+++ Supplied entries
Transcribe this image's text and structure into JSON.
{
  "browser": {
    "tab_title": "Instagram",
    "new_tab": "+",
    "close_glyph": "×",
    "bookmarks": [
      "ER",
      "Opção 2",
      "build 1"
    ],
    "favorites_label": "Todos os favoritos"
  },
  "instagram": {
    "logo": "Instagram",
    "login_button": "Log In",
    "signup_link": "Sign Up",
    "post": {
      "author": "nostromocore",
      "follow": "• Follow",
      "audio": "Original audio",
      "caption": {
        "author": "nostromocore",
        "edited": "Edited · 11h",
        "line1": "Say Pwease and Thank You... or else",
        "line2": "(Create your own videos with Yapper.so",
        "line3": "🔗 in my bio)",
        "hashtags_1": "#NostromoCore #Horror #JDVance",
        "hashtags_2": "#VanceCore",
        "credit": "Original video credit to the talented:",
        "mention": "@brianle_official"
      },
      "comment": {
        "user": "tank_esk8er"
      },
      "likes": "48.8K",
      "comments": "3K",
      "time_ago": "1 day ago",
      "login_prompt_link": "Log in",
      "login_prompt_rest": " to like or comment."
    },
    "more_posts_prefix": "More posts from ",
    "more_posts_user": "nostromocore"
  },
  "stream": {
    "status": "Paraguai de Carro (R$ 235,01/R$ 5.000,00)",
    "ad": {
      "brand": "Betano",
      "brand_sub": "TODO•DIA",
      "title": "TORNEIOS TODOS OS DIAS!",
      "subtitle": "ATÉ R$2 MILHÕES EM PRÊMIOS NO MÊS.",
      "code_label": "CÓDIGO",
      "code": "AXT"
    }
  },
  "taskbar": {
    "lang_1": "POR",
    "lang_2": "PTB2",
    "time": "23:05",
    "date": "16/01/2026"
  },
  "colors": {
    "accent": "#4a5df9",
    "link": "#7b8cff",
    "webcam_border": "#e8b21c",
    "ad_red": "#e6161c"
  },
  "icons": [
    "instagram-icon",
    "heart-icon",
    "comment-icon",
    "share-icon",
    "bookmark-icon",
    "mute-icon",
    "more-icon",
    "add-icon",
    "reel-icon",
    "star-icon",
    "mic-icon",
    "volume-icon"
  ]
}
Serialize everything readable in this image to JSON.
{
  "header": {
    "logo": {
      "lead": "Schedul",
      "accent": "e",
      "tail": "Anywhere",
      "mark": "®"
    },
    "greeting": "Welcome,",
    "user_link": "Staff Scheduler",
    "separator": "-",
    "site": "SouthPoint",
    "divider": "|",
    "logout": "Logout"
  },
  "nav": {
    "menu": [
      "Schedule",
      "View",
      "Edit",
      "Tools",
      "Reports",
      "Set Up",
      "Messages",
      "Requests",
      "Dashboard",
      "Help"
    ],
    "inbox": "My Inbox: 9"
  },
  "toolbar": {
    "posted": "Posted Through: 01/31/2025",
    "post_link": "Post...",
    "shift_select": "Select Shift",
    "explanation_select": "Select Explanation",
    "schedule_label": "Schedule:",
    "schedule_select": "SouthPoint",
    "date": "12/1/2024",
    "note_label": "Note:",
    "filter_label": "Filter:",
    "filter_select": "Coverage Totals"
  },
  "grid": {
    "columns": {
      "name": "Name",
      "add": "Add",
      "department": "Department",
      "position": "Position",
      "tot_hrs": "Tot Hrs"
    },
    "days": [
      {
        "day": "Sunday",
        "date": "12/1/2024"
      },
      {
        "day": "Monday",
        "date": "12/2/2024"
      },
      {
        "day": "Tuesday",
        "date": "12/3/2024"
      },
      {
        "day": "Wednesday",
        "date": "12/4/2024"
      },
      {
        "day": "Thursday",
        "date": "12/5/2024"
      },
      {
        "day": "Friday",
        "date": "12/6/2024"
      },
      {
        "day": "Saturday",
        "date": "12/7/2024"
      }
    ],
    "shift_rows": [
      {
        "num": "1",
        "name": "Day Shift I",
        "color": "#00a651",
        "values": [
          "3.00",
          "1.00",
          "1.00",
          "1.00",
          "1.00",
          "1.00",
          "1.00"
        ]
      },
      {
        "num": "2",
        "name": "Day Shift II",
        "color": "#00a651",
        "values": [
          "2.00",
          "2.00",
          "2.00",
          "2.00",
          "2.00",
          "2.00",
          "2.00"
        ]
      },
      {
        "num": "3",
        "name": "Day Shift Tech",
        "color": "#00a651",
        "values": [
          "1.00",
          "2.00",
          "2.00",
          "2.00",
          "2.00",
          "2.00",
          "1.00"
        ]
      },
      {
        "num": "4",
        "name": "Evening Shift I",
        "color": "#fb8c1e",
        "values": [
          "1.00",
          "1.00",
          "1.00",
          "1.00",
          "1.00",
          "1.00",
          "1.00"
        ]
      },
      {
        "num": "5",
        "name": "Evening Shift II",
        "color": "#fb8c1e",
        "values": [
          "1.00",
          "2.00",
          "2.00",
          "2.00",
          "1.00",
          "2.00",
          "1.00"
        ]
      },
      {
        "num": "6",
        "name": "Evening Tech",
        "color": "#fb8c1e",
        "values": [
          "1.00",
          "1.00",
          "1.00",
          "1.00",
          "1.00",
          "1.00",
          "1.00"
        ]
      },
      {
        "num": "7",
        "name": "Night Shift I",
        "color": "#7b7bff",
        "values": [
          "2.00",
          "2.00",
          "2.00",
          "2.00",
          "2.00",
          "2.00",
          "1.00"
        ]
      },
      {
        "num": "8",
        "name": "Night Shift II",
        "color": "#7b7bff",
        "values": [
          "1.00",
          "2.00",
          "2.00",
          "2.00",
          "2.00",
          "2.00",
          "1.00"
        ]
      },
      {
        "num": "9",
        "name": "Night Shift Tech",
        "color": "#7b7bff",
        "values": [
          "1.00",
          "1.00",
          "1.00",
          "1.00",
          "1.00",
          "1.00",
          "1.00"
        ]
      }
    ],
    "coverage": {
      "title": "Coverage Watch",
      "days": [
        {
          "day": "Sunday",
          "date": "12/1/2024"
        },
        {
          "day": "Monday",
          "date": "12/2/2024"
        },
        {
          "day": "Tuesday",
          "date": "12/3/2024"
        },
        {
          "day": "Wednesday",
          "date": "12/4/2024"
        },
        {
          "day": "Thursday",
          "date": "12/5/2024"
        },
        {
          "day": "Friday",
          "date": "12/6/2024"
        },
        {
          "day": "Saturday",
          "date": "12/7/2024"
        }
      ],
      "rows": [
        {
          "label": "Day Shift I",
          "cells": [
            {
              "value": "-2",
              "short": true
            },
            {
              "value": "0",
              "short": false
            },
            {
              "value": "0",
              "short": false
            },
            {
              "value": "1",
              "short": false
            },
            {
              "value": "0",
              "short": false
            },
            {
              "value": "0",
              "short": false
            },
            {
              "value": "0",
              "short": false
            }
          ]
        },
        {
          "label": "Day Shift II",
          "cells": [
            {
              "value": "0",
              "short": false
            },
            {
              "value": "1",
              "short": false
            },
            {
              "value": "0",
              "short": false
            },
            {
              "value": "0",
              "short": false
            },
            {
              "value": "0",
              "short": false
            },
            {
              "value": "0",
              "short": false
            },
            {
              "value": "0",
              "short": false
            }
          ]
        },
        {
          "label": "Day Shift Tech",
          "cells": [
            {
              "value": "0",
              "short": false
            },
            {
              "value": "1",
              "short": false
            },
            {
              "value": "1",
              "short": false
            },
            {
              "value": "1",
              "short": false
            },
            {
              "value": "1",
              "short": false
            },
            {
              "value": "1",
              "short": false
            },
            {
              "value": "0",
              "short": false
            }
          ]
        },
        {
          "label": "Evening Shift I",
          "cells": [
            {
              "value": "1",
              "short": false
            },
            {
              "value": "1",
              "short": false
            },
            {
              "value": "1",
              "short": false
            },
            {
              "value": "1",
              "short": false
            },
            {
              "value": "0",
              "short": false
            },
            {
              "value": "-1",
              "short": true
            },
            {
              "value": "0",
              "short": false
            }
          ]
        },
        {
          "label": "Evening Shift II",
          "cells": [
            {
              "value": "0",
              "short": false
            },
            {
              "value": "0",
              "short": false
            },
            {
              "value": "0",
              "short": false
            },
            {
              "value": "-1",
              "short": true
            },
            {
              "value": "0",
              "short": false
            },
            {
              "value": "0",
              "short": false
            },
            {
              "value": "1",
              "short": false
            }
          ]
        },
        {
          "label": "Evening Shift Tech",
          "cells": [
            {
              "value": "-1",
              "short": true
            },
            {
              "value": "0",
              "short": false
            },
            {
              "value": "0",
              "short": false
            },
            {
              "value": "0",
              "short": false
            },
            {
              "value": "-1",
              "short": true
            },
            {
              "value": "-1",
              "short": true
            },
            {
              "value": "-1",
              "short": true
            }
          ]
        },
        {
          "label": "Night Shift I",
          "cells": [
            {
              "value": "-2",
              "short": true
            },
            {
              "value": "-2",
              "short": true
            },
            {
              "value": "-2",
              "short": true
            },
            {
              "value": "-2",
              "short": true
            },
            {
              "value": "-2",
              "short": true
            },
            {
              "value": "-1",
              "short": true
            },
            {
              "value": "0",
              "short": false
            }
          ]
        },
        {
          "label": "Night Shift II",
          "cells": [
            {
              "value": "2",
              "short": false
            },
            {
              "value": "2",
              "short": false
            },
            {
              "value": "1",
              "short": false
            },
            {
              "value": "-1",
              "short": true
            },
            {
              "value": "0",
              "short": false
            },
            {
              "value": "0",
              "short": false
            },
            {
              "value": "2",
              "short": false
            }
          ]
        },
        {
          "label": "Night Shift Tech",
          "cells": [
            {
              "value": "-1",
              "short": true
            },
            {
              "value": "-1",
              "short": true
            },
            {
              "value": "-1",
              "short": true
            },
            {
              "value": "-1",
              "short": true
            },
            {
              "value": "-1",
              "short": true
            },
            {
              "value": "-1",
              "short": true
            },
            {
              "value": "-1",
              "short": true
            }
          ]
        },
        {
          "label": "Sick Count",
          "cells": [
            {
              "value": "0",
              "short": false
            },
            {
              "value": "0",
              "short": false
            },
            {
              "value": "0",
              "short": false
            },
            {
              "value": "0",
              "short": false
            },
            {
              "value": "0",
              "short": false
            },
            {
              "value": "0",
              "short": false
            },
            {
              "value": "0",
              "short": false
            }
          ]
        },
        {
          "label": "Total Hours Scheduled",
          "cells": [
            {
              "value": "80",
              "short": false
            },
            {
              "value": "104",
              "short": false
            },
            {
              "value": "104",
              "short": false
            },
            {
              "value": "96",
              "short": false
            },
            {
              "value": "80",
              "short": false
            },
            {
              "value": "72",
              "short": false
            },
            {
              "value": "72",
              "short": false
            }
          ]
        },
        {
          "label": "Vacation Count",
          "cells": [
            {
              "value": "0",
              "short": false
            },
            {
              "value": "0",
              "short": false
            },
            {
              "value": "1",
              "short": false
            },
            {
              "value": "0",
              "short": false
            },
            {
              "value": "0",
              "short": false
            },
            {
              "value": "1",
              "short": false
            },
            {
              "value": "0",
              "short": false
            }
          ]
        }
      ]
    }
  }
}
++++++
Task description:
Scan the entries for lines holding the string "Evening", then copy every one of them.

Final answer:
        "name": "Evening Shift I",
        "name": "Evening Shift II",
        "name": "Evening Tech",
          "label": "Evening Shift I",
          "label": "Evening Shift II",
          "label": "Evening Shift Tech",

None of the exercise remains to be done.